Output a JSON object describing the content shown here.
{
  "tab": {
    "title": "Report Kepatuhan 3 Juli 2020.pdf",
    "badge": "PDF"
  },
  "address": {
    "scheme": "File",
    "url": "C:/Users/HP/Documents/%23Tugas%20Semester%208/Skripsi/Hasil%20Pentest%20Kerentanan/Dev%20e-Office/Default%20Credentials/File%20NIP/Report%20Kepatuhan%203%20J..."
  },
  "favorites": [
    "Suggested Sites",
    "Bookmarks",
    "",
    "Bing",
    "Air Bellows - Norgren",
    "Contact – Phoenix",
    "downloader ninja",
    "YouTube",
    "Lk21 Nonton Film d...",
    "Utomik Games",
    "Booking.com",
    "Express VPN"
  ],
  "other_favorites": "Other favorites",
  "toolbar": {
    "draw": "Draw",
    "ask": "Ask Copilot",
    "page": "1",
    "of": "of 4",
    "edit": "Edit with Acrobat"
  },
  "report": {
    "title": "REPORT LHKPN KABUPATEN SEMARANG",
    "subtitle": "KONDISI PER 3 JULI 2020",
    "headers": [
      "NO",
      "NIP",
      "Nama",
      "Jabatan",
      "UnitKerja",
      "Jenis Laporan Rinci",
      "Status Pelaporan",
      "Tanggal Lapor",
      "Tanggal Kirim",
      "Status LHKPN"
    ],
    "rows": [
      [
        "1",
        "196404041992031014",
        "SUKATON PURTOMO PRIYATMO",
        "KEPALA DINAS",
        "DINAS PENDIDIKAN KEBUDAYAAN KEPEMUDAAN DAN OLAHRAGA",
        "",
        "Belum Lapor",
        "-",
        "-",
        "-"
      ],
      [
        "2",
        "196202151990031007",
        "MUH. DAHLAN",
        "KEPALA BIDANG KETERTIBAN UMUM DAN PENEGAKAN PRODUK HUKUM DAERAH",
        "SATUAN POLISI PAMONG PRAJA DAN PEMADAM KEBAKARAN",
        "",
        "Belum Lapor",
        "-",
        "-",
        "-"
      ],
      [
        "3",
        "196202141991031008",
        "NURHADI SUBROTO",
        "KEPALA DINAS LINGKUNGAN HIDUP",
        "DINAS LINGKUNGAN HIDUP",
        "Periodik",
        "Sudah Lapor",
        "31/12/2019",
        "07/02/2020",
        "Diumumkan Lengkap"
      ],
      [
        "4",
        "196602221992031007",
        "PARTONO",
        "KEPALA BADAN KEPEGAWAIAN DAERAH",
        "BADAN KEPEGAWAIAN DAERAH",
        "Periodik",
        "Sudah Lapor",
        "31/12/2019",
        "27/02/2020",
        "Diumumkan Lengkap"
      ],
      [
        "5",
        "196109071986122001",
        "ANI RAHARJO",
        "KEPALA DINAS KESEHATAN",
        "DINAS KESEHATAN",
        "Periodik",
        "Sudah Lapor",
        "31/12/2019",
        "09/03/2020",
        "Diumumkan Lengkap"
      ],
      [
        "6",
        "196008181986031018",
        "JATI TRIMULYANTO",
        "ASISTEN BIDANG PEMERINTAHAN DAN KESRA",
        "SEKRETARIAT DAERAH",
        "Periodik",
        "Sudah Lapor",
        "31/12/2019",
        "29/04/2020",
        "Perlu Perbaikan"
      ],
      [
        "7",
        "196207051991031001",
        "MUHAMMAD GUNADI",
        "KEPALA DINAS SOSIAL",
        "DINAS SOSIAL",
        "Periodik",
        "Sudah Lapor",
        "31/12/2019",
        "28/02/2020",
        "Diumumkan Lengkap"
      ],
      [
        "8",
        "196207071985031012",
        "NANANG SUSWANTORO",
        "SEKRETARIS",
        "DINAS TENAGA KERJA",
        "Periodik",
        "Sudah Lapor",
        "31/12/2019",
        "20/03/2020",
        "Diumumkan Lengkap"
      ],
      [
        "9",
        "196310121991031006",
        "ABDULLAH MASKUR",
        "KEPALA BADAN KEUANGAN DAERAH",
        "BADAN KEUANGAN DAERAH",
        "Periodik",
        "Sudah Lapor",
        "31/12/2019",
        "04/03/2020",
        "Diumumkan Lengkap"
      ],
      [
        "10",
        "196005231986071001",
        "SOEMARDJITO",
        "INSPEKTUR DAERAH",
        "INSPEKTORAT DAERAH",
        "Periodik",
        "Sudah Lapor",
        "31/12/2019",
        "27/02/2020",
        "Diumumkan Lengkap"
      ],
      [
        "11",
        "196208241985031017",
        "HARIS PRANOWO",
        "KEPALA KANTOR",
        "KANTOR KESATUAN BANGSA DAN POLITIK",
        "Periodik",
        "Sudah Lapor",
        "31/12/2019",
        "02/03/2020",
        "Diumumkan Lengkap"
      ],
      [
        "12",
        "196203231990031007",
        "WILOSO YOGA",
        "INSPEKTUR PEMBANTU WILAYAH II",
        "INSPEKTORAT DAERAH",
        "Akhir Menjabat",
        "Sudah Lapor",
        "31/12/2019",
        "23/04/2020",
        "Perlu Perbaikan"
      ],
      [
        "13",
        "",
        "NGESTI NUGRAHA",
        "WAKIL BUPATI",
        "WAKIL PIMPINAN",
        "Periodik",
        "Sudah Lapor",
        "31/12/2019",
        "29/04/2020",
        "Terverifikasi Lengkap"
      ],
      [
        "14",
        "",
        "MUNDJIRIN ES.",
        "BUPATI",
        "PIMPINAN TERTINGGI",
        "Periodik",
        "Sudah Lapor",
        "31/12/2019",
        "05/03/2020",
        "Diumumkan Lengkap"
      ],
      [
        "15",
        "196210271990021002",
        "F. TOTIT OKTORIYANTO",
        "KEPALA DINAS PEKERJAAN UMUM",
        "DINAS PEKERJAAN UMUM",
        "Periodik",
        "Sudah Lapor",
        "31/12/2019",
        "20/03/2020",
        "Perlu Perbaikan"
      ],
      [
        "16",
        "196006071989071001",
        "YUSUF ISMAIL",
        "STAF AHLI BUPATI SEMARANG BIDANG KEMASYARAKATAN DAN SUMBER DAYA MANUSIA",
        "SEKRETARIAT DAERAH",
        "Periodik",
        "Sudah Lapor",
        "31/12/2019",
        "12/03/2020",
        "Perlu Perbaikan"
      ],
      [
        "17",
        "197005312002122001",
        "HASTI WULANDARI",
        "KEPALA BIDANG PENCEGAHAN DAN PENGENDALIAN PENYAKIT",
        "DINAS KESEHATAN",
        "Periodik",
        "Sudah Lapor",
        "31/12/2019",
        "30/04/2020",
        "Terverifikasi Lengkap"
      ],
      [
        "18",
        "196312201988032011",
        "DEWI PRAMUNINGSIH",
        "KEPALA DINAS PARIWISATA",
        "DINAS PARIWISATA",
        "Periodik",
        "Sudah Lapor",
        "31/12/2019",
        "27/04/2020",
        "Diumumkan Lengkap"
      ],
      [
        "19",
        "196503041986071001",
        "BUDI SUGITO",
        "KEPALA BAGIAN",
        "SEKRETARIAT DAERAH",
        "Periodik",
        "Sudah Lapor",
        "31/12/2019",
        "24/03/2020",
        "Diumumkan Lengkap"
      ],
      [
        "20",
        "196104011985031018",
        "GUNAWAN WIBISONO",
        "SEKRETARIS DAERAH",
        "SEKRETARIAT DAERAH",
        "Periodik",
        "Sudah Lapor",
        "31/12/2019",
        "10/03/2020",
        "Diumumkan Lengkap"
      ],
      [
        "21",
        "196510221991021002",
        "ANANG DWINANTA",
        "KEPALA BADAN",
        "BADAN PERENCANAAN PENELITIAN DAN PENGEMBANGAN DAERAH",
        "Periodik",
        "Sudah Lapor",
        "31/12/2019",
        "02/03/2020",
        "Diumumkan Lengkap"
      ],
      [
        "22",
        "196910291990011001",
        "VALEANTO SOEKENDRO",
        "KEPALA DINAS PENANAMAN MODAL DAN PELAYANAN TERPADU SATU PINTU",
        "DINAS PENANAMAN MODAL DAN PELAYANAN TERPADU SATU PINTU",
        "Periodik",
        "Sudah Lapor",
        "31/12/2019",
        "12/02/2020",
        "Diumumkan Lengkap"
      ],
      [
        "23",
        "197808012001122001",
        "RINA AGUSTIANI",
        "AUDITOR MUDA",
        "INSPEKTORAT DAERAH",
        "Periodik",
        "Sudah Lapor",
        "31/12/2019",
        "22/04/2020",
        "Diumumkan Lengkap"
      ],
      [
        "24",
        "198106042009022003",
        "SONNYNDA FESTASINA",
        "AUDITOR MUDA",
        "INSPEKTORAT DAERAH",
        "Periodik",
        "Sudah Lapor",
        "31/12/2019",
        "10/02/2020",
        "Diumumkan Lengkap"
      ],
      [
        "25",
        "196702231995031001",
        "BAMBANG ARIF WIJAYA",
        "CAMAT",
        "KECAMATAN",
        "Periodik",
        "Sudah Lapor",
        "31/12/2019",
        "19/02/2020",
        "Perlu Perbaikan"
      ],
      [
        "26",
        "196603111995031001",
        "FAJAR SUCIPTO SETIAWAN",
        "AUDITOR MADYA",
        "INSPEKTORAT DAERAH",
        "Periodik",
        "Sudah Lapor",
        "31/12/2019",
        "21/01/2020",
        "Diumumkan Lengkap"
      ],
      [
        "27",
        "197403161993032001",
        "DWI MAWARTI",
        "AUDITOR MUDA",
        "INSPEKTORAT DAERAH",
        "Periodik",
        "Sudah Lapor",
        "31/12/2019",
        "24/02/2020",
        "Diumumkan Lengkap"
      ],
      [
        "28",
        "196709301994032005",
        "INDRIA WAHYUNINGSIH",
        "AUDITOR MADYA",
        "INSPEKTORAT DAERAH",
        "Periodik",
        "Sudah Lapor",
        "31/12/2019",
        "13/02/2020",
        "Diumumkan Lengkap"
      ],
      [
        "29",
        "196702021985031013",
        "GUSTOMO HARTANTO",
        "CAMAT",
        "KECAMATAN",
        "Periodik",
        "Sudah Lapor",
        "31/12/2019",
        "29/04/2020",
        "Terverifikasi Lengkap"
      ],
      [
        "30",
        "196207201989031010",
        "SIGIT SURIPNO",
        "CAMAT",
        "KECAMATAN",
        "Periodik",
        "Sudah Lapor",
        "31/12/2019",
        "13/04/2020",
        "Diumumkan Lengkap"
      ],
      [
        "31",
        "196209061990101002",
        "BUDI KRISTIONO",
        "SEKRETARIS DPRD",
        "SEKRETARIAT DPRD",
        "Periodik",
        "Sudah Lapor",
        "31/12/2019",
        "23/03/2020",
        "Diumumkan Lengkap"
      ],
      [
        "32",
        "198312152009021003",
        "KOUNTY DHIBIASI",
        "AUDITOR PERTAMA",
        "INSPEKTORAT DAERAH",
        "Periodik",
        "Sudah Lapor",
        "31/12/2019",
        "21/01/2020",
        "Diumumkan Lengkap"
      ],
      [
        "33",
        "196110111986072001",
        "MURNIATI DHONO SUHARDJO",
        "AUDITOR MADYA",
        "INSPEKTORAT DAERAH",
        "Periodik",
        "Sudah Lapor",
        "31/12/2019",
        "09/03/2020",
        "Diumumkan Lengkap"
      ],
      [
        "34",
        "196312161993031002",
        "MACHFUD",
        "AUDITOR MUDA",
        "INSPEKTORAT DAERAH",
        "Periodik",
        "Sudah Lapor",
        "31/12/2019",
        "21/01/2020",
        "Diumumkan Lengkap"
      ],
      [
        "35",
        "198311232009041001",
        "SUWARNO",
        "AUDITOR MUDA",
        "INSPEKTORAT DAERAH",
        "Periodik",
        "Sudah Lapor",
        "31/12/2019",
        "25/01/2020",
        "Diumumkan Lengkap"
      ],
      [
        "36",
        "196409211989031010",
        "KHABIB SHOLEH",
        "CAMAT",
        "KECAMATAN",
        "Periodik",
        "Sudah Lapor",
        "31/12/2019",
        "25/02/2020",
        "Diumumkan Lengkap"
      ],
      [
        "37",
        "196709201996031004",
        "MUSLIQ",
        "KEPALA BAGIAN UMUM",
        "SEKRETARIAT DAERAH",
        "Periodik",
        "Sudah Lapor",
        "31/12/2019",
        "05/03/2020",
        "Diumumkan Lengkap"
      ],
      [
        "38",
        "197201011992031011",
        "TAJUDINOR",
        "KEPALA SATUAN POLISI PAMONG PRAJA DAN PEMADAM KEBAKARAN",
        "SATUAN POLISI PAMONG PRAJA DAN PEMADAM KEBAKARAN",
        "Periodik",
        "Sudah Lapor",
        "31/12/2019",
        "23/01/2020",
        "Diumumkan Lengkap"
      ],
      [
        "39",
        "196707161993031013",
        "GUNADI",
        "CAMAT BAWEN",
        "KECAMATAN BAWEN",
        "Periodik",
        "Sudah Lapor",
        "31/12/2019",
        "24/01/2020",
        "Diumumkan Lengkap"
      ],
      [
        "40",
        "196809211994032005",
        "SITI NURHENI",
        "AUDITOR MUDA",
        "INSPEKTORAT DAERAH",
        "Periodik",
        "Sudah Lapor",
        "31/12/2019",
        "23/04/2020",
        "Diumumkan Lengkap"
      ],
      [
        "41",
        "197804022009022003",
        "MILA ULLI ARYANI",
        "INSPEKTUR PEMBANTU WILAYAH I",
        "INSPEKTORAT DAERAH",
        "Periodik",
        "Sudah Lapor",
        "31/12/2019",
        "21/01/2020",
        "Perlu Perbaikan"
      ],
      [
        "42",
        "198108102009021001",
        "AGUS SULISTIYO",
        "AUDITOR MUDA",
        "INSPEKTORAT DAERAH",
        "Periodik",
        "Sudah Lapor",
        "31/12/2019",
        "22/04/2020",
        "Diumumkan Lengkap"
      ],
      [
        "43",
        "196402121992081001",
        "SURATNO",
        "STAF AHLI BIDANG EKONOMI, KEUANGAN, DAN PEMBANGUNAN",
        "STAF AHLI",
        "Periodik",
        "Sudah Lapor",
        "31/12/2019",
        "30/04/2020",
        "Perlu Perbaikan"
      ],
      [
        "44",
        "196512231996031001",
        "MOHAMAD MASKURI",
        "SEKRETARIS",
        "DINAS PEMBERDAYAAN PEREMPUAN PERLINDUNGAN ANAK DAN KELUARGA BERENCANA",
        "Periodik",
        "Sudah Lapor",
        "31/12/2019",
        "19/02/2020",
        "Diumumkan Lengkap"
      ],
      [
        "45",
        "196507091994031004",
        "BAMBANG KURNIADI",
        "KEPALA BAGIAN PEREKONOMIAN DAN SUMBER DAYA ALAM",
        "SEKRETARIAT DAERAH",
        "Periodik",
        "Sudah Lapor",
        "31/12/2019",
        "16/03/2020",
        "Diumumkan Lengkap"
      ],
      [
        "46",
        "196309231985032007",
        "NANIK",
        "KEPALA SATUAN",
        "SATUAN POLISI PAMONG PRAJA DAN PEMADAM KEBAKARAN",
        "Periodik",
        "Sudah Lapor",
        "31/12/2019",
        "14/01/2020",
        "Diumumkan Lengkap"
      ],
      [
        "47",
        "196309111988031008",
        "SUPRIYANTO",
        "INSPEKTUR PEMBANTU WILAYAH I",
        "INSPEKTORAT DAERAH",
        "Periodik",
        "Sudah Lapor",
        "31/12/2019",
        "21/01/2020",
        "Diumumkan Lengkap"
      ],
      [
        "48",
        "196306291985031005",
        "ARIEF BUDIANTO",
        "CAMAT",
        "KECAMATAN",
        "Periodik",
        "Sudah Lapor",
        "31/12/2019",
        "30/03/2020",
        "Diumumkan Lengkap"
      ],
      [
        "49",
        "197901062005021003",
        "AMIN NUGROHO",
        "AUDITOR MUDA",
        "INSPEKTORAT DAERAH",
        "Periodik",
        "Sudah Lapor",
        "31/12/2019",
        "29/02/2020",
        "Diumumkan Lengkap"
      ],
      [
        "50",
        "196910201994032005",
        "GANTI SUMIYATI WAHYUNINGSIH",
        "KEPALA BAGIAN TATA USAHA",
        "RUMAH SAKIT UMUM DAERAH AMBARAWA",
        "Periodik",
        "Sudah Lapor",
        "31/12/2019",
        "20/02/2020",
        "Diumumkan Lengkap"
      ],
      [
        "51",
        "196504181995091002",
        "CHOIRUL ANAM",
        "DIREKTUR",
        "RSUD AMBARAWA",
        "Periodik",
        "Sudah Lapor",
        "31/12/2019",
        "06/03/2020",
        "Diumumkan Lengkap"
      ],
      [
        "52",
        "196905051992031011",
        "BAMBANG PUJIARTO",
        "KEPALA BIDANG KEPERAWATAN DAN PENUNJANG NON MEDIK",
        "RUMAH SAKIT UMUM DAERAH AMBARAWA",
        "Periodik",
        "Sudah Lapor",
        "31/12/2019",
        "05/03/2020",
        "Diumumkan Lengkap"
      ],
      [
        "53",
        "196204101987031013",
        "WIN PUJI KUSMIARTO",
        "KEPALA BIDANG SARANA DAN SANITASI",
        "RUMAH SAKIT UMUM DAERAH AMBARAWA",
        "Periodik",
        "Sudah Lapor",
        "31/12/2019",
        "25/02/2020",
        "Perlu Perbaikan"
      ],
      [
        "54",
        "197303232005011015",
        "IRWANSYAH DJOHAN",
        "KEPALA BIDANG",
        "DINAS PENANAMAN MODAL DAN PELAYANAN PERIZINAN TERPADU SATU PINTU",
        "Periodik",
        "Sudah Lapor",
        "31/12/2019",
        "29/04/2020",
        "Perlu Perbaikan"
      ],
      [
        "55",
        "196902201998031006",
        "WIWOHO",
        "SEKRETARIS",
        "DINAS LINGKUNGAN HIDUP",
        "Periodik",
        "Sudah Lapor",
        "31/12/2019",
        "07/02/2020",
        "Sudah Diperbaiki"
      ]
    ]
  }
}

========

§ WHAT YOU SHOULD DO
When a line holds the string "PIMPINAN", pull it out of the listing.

§ ANSWER BELOW
        "WAKIL PIMPINAN",
        "PIMPINAN TERTINGGI",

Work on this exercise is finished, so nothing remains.